The protests in Iran that have come in the wake of the country’s June 13 election results, which returned President Mahmoud Ahmadinejad to power, have showcased the rise of social media like Twitter, Facebook and even cell phone video taken in the streets and uploaded onto YouTube. Arbor Networks, a company that provides security and deep packet inspection equipment to ISPs, has taken a look at the implications of the conflict — not at the social media level, but at the packet level — and found that Iran’s web censorship is different from those of other regimes.
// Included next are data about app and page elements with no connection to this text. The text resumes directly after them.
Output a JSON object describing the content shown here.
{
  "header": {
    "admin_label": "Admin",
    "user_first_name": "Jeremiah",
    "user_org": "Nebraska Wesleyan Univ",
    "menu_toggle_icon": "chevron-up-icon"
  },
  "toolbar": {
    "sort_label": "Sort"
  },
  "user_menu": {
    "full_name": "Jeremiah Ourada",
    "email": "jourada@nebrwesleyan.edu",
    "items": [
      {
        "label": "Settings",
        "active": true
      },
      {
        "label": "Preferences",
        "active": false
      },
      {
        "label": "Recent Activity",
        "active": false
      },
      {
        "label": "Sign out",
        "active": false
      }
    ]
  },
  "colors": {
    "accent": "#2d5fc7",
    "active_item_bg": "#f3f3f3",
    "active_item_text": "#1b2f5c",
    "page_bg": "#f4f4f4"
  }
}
Whiles some governments block certain web sites with a heavy hand or cut off web access entirely, Iran has taken a far more subtle approach. The state-owned Data Communication Company of Iran (or DCI), which acts as the gateway for all Internet traffic entering or leaving the country, has slowed web access down to a crawl. The assumption is that DCI dialed back the bandwidth in order to better inspect which content and packets needed to be censored. Instead of viewing the packets through a fire hose, they turned the pipe into a garden hose so that equipment can sift through the packets and let legitimate traffic through. In a blog post today, Arbor Chief Scientist Craig Labovitch writes:
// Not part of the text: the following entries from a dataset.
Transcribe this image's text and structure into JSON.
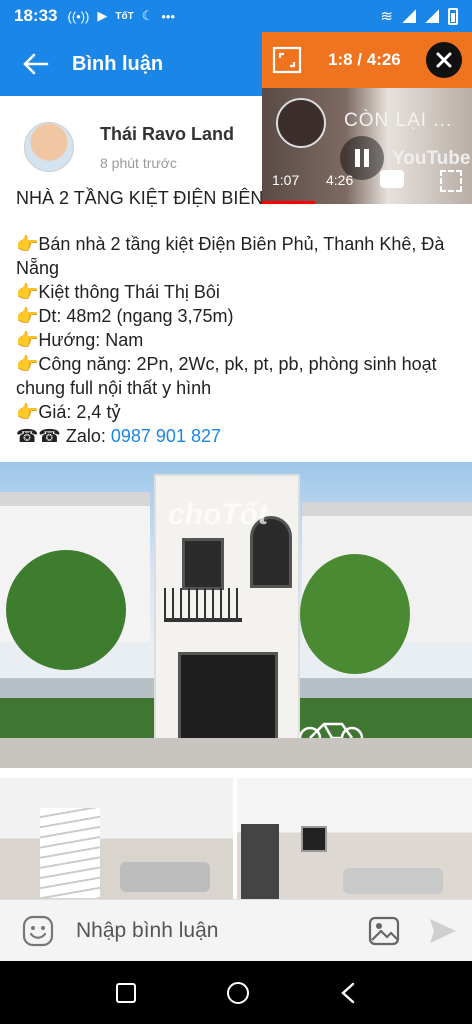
{
  "status_bar": {
    "time": "18:33",
    "app_icons": [
      "signal-icon",
      "play-icon",
      "tot-icon",
      "moon-icon",
      "more-icon"
    ],
    "tot_text": "TốT"
  },
  "app_bar": {
    "title": "Bình luận",
    "bg": "#1a86e8"
  },
  "video": {
    "counter": "1:8 / 4:26",
    "overlay_text": "CÒN LẠI ...",
    "elapsed": "1:07",
    "duration": "4:26",
    "brand": "YouTube",
    "accent": "#f0731f",
    "progress": 0.25
  },
  "post": {
    "author_name": "Thái Ravo Land",
    "time_ago": "8 phút trước",
    "heading": "NHÀ 2 TẦNG KIỆT ĐIỆN BIÊN",
    "lines": [
      "👉Bán nhà 2 tầng kiệt Điện Biên Phủ, Thanh Khê, Đà Nẵng",
      "👉Kiệt thông Thái Thị Bôi",
      "👉Dt: 48m2 (ngang 3,75m)",
      "👉Hướng: Nam",
      "👉Công năng: 2Pn, 2Wc, pk, pt, pb, phòng sinh hoạt chung full nội thất y hình",
      "👉Giá: 2,4 tỷ"
    ],
    "contact_label": "☎☎ Zalo: ",
    "phone": "0987 901 827",
    "watermark": "choTốt"
  },
  "comment_bar": {
    "placeholder": "Nhập bình luận"
  }
}
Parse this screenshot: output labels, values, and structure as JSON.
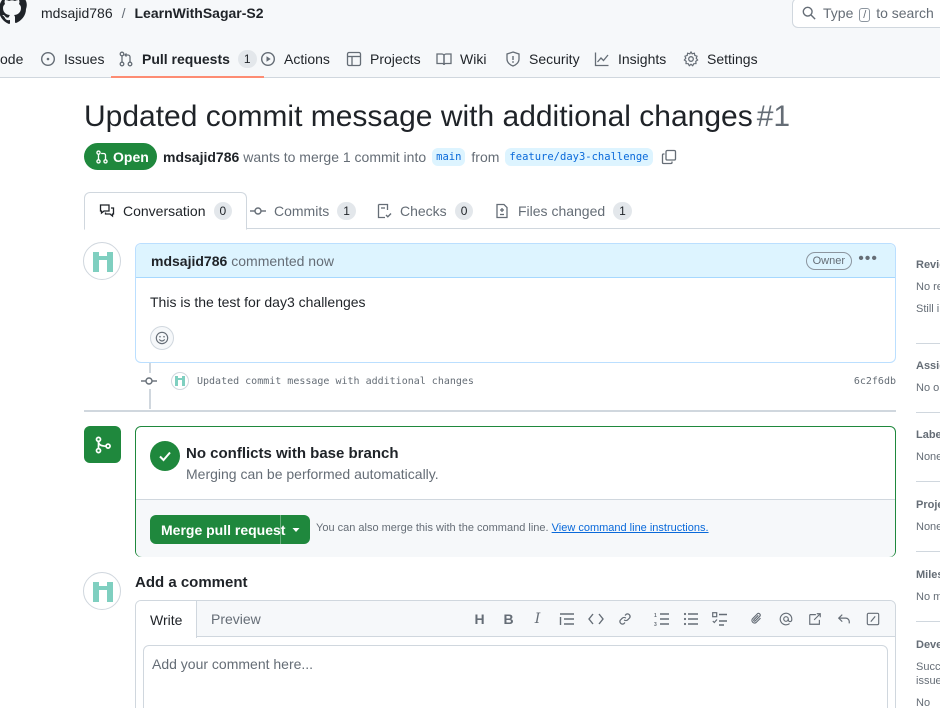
{
  "header": {
    "owner": "mdsajid786",
    "separator": "/",
    "repo": "LearnWithSagar-S2",
    "search_placeholder_pre": "Type",
    "search_key": "/",
    "search_placeholder_post": "to search"
  },
  "repo_tabs": [
    {
      "label": "ode"
    },
    {
      "label": "Issues"
    },
    {
      "label": "Pull requests",
      "count": "1"
    },
    {
      "label": "Actions"
    },
    {
      "label": "Projects"
    },
    {
      "label": "Wiki"
    },
    {
      "label": "Security"
    },
    {
      "label": "Insights"
    },
    {
      "label": "Settings"
    }
  ],
  "pr": {
    "title": "Updated commit message with additional changes",
    "number": "#1",
    "status": "Open",
    "author": "mdsajid786",
    "merge_text": "wants to merge 1 commit into",
    "base_branch": "main",
    "from_text": "from",
    "head_branch": "feature/day3-challenge"
  },
  "pr_tabs": [
    {
      "label": "Conversation",
      "count": "0"
    },
    {
      "label": "Commits",
      "count": "1"
    },
    {
      "label": "Checks",
      "count": "0"
    },
    {
      "label": "Files changed",
      "count": "1"
    }
  ],
  "comment": {
    "author": "mdsajid786",
    "time": "commented now",
    "role": "Owner",
    "body": "This is the test for day3 challenges"
  },
  "commit": {
    "message": "Updated commit message with additional changes",
    "sha": "6c2f6db"
  },
  "merge": {
    "title": "No conflicts with base branch",
    "subtitle": "Merging can be performed automatically.",
    "button": "Merge pull request",
    "note": "You can also merge this with the command line.",
    "link": "View command line instructions."
  },
  "add_comment": {
    "title": "Add a comment",
    "tab_write": "Write",
    "tab_preview": "Preview",
    "placeholder": "Add your comment here..."
  },
  "sidebar": {
    "reviewers_h": "Revie",
    "reviewers_t1": "No re",
    "reviewers_t2": "Still i",
    "assignees_h": "Assig",
    "assignees_t": "No o",
    "labels_h": "Labe",
    "labels_t": "None",
    "projects_h": "Proje",
    "projects_t": "None",
    "milestone_h": "Miles",
    "milestone_t": "No m",
    "dev_h": "Deve",
    "dev_t1": "Succe",
    "dev_t2": "issue",
    "dev_t3": "No"
  },
  "colors": {
    "green": "#1f883d",
    "accent_blue": "#0969da",
    "tab_underline": "#fd8c73"
  }
}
I can only speculate. But DCI’s Internet changes suggest piecemeal migration of traffic flows. Typically off the shelf / inexpensive Internet proxy and filtering appliances can support 1 Gbps or lower. If DCI needed to support higher throughput (say, all Iranian Internet traffic), then redirecting subsets of traffic as the filtering infrastructure comes online would make sense.
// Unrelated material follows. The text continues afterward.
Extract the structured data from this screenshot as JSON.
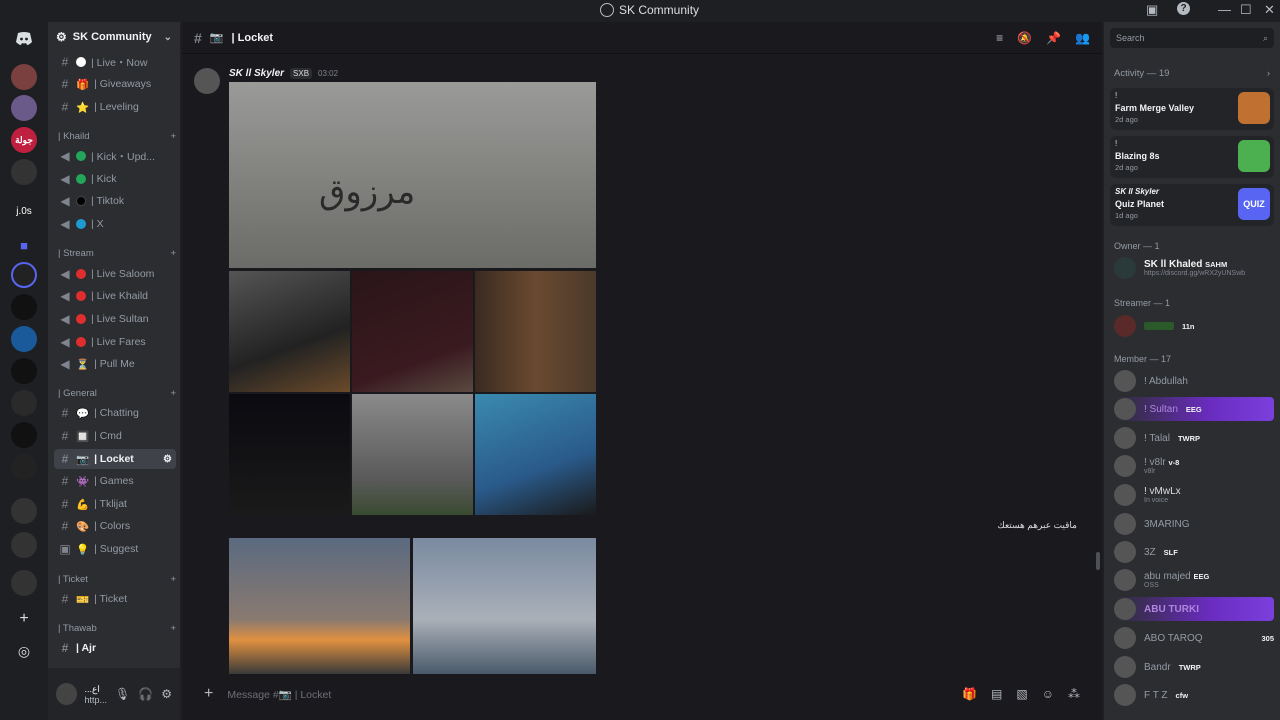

Indeed, web traffic was stopped following the election, then reopened, but at much lower levels. But this may prove to be a partial victory for web censorship, and an opportunity for some unscrupulous equipment vendor who wants to interest the Iranian government in better deep packet inspection equipment.